This question already has an answer here:
While it is very hard and energy-consuming to run a marathon, covering the same distance by bike is doable by most people. Where exactly does the gain come from?
Assuming for simplicity that we are on a flat surface, all the expended energy eventually dissipates, i. e. is used to produce work against friction. I can see the following possible explanations of why walking/running could lead to less efficient setup:
- when running, at each step one needs to lift their center of mass, turning the energy into potential energy, which is then dissipated;
- when the front foot reaches the ground, it moves in the forward direction until friction stops it, dissipating its kinetic energy;
- our joints are just less suited for walking than for spinning peddles and dissipate more energy doing that.

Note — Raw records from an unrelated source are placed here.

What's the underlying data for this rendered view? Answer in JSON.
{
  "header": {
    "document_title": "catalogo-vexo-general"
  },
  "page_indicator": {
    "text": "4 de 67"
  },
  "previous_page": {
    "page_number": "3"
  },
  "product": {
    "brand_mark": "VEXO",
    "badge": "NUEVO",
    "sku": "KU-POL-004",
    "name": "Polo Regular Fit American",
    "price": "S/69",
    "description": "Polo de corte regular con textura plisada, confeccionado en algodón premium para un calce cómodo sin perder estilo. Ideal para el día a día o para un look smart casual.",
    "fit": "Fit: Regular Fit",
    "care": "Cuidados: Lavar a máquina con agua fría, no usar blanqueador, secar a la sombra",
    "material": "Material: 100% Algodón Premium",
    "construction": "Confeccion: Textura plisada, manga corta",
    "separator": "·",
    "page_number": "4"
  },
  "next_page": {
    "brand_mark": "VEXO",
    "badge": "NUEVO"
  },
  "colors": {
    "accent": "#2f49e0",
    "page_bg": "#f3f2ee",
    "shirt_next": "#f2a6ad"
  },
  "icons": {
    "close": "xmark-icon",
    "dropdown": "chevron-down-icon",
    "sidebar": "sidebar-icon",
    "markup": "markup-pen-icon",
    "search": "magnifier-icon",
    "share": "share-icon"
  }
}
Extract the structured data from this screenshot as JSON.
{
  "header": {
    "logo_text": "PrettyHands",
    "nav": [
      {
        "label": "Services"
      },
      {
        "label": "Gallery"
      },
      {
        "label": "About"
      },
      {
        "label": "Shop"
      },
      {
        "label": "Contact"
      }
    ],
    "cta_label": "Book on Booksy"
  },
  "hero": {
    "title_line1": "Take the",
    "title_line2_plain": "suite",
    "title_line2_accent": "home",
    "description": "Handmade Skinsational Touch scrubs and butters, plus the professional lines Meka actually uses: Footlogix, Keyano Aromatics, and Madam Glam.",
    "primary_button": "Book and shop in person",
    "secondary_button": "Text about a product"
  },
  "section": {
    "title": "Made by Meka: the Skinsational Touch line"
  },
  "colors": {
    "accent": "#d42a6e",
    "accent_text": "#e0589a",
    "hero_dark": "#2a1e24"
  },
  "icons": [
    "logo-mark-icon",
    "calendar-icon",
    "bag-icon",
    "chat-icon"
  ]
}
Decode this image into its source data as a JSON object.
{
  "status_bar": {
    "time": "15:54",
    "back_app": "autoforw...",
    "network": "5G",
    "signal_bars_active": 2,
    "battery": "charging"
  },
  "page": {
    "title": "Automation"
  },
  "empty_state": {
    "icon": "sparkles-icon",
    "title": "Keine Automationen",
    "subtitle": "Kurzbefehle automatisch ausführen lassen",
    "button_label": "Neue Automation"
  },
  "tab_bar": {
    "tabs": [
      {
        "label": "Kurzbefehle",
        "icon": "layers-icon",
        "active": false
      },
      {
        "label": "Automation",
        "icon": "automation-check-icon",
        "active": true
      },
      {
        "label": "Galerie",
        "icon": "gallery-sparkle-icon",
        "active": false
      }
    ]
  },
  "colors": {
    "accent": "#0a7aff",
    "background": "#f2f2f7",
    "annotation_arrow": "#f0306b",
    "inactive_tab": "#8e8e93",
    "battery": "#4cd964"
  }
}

So, I would like to know which of these reasons really contribute/are dominant? Or maybe there are some other reasons I did not think of? Are there some fundamental obstructions for walking to be more efficient, or is it just an "engineering" issue?